Task brief:
All lines in the data that hold the word "Experience" need copying.

Data section:
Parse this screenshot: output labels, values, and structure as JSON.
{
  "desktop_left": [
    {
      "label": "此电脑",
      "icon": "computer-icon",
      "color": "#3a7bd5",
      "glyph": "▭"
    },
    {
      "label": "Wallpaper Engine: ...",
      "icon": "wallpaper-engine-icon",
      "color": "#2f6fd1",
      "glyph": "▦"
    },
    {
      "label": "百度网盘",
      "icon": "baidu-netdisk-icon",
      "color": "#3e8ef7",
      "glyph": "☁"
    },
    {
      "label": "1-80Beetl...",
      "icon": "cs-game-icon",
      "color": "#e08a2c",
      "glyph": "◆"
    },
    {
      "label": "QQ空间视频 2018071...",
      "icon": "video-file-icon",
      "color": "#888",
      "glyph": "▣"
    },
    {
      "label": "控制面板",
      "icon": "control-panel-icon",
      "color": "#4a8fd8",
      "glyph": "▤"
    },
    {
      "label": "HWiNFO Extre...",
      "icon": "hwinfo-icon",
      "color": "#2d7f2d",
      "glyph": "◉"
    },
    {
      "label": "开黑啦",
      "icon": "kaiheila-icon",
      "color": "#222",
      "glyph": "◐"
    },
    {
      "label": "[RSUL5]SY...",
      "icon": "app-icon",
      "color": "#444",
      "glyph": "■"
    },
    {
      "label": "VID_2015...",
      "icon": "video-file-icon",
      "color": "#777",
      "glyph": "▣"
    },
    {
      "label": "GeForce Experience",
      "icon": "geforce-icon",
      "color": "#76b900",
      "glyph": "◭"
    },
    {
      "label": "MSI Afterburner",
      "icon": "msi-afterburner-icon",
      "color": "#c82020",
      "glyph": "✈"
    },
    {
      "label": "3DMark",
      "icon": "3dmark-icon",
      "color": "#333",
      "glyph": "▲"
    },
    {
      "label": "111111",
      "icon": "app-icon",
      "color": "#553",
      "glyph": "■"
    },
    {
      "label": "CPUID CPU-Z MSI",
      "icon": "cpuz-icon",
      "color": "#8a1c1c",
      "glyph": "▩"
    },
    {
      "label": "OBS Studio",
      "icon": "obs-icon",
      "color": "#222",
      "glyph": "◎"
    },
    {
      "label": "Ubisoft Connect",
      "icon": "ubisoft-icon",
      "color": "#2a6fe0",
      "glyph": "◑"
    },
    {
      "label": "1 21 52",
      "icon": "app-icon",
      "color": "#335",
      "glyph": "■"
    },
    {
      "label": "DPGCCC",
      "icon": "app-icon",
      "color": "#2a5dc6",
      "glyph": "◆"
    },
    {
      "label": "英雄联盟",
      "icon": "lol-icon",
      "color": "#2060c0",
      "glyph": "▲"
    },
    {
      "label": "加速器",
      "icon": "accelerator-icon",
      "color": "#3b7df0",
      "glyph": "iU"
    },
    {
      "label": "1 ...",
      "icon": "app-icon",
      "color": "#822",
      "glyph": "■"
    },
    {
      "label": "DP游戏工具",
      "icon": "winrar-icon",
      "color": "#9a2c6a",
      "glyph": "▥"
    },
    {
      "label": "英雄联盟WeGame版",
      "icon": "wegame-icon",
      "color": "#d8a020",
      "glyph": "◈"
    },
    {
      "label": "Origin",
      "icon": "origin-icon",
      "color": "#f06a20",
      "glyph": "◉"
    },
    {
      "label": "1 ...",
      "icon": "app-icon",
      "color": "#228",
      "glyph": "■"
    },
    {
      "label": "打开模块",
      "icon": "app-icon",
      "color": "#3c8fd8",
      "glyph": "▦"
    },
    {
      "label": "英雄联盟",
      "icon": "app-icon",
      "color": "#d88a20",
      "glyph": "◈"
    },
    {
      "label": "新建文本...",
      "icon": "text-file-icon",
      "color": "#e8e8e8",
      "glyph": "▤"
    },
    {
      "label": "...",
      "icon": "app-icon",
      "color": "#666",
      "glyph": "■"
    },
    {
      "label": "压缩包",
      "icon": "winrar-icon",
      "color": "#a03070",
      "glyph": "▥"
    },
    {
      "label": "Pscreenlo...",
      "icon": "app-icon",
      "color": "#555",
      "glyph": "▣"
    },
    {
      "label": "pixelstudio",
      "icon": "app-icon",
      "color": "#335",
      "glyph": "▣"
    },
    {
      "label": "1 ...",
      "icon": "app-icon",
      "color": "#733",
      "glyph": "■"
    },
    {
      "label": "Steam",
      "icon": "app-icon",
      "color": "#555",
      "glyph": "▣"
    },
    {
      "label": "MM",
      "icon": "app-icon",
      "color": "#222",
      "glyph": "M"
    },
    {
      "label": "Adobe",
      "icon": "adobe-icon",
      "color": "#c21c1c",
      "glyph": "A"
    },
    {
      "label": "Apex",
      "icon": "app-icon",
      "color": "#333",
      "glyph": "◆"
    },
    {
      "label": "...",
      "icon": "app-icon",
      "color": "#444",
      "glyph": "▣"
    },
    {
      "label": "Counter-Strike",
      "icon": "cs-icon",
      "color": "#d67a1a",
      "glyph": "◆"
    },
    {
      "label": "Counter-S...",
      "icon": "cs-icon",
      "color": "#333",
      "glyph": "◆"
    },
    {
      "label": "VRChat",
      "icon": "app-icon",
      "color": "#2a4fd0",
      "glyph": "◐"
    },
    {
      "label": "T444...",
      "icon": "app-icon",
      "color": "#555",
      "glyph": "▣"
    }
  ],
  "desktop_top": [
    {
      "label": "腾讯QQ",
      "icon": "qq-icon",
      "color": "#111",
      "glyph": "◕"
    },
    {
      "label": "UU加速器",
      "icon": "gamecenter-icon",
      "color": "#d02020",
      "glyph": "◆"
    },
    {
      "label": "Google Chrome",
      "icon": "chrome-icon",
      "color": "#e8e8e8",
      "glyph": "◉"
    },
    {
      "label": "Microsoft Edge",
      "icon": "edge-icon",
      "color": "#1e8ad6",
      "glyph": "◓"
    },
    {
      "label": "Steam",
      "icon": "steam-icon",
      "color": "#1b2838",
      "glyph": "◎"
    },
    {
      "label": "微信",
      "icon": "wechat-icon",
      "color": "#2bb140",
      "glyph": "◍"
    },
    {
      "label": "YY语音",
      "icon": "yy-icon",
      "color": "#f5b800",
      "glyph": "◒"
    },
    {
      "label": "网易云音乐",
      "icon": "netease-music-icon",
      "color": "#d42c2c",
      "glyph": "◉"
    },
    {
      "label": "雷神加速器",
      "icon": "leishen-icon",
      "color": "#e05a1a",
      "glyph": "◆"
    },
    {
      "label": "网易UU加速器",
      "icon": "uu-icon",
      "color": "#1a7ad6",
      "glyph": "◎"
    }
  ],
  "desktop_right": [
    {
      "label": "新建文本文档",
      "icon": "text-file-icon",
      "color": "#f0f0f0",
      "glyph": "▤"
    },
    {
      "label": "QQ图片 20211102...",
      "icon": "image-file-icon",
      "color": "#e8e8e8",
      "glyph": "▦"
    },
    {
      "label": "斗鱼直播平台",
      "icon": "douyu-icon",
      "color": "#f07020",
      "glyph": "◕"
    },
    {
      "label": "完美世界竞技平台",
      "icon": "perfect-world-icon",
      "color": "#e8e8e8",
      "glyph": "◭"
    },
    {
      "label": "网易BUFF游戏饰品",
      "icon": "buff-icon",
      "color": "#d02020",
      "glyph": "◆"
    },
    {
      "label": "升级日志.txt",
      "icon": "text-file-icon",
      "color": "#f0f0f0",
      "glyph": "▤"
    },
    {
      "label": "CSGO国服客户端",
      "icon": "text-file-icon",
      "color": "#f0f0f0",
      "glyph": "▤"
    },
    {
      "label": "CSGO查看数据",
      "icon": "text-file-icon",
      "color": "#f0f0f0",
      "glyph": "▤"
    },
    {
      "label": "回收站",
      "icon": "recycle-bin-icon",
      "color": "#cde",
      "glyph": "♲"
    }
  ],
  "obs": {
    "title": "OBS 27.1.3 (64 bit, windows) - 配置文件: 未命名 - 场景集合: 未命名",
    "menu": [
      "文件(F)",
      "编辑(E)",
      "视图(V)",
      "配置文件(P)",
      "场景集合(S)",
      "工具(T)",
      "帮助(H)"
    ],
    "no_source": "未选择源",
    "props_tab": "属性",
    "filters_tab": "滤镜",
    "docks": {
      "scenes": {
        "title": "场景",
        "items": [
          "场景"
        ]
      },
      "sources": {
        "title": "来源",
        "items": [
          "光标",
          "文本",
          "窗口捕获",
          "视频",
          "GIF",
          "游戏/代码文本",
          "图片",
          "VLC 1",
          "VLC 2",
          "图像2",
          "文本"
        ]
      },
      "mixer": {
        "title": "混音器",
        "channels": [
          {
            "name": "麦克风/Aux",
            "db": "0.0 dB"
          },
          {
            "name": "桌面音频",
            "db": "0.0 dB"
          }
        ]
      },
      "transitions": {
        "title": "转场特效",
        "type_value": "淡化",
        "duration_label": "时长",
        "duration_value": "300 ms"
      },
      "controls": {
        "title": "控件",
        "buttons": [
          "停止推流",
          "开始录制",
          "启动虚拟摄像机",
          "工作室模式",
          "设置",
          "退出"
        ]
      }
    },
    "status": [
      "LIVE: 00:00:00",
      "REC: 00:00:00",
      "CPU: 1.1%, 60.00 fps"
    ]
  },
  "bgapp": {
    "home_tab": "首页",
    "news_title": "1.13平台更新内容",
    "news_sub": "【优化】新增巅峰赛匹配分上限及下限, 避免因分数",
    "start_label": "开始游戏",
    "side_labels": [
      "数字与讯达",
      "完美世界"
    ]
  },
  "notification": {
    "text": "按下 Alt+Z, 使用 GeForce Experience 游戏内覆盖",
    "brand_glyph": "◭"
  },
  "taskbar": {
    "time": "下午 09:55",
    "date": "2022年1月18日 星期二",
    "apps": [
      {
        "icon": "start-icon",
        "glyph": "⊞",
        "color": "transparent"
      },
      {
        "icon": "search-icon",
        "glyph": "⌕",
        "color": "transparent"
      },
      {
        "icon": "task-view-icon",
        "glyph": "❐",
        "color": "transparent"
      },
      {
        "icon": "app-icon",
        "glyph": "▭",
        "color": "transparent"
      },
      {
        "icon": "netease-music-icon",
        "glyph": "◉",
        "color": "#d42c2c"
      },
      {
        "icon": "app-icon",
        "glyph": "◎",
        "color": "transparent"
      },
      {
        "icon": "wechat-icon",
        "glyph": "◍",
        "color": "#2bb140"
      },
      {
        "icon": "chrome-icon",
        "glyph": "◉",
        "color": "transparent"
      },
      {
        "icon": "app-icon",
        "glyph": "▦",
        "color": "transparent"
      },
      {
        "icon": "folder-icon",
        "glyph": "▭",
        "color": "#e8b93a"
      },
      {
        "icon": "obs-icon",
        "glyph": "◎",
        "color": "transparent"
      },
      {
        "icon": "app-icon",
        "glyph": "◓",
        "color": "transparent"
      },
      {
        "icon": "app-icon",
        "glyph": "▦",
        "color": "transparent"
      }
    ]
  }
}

Response:
      "label": "GeForce Experience",
    "text": "按下 Alt+Z, 使用 GeForce Experience 游戏内覆盖",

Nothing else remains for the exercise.